Published by Zondervan 2010
[I]n their scheme of spirituality, in one way or another, contemplatives are forced to deny the sin nature … Any denial of a sin nature affirms the “self” and the “self” neither wants nor needs a Savior!
Book Review by Larry DeBruyn
The “Spiritual Secret” of Greg Boyd.
“If we say that we have no sin, we deceive ourselves, and the truth is not in us.” 1 John 1:8, KJV
On the cover of Gregory A. Boyd’s recently published book, Present Perfect: Finding God in the Now, this endorsement appears:
“Discover a spiritual secret that is as simple as it is profound. Highly recommended.”—Brian D. McLaren, author, speaker, and activist
One “spiritual secret” in Boyd’s book may be discovered in a footnote to the second chapter, Finding Home.

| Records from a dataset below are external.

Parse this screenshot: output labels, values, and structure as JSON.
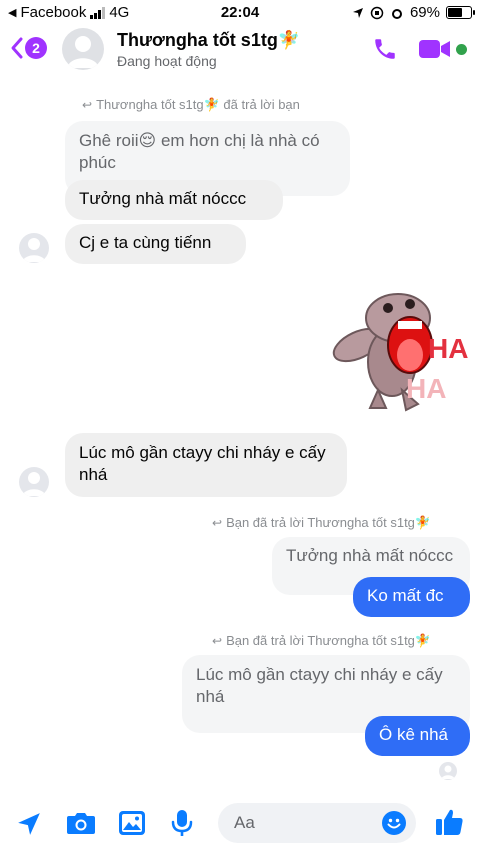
{
  "status_bar": {
    "back_app": "Facebook",
    "network": "4G",
    "time": "22:04",
    "battery_text": "69%",
    "battery_level": 0.69
  },
  "header": {
    "back_count": "2",
    "contact_name": "Thươngha tốt s1tg🧚",
    "contact_status": "Đang hoạt động"
  },
  "messages": {
    "reply_note_1": "Thươngha tốt s1tg🧚 đã trả lời bạn",
    "quoted_1": "Ghê roii😌 em hơn chị là nhà có phúc",
    "msg_1": "Tưởng nhà mất nóccc",
    "msg_2": "Cj e ta cùng tiếnn",
    "sticker_text_1": "HA",
    "sticker_text_2": "HA",
    "msg_3": "Lúc mô gần ctayy chi nháy e cấy nhá",
    "reply_note_2": "Bạn đã trả lời Thươngha tốt s1tg🧚",
    "quoted_2": "Tưởng nhà mất nóccc",
    "msg_4": "Ko mất đc",
    "reply_note_3": "Bạn đã trả lời Thươngha tốt s1tg🧚",
    "quoted_3": "Lúc mô gần ctayy chi nháy e cấy nhá",
    "msg_5": "Ô kê nhá"
  },
  "composer": {
    "placeholder": "Aa"
  },
  "colors": {
    "accent": "#a033ff",
    "outgoing_bubble": "#2f6df6",
    "composer_icons": "#0a7cff",
    "online": "#31a24c"
  },
  "icons": {
    "back": "chevron-left-icon",
    "call": "phone-icon",
    "video": "video-camera-icon",
    "location": "location-arrow-icon",
    "camera": "camera-icon",
    "gallery": "image-icon",
    "mic": "microphone-icon",
    "emoji": "smiley-icon",
    "like": "thumbs-up-icon"
  }
}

The secret is: “We no longer have a ‘sinful nature’.” Wow! Assuming the author is writing about Christians, the author asserts they no longer have a sinful nature (i.e., nature equals the essential properties of a thing). In other words, our nature is “perfect now”! Within the Christian psyche there no longer resides an inner disposition to sin, a “sinful nature.” Possessing inner immunity against sinning, Christians can conduct their lives in the present perfect. As with Roman Catholics Brother Lawrence (c. 1614-1691) and Jean Pierre de Caussade (1675-1751), and the evangelical Frank Laubach (1884-1970), there is no inner barrier that hinders Christians from contemplating God 24/7. They can sense God’s presence in everything they do throughout every minute of the day, which is what Boyd’s book is all about.

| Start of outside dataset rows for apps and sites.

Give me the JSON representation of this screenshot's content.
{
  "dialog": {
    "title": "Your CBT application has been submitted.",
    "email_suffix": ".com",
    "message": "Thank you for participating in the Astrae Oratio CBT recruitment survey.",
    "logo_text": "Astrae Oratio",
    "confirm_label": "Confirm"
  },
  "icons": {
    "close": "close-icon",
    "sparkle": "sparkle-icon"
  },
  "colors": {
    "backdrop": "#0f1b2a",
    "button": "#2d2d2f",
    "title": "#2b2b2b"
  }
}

At the base of the contemplative experience lies the assertion, “We no longer have a “sin nature.” The assumption becomes necessary because Scripture states that sin is a barrier between people and God. The prophet Isaiah stated: “But your iniquities have separated between you and your God, and your sins have hid his face from you, that he will not hear” (Isaiah 59:2, KJV). Granted, what the prophet denounces in this instance are specific acts of sin, but these sins stemmed out of a sin nature. The prophet Habakkuk also said to the Lord: “Thou art of purer eyes than to behold evil, and canst not look on iniquity” (Habakkuk 1:13). So to insure there’s no roadblock to contemplating God, the existence of a sin nature within Christians must be denied, something Boyd’s statement does. Click here to continue reading.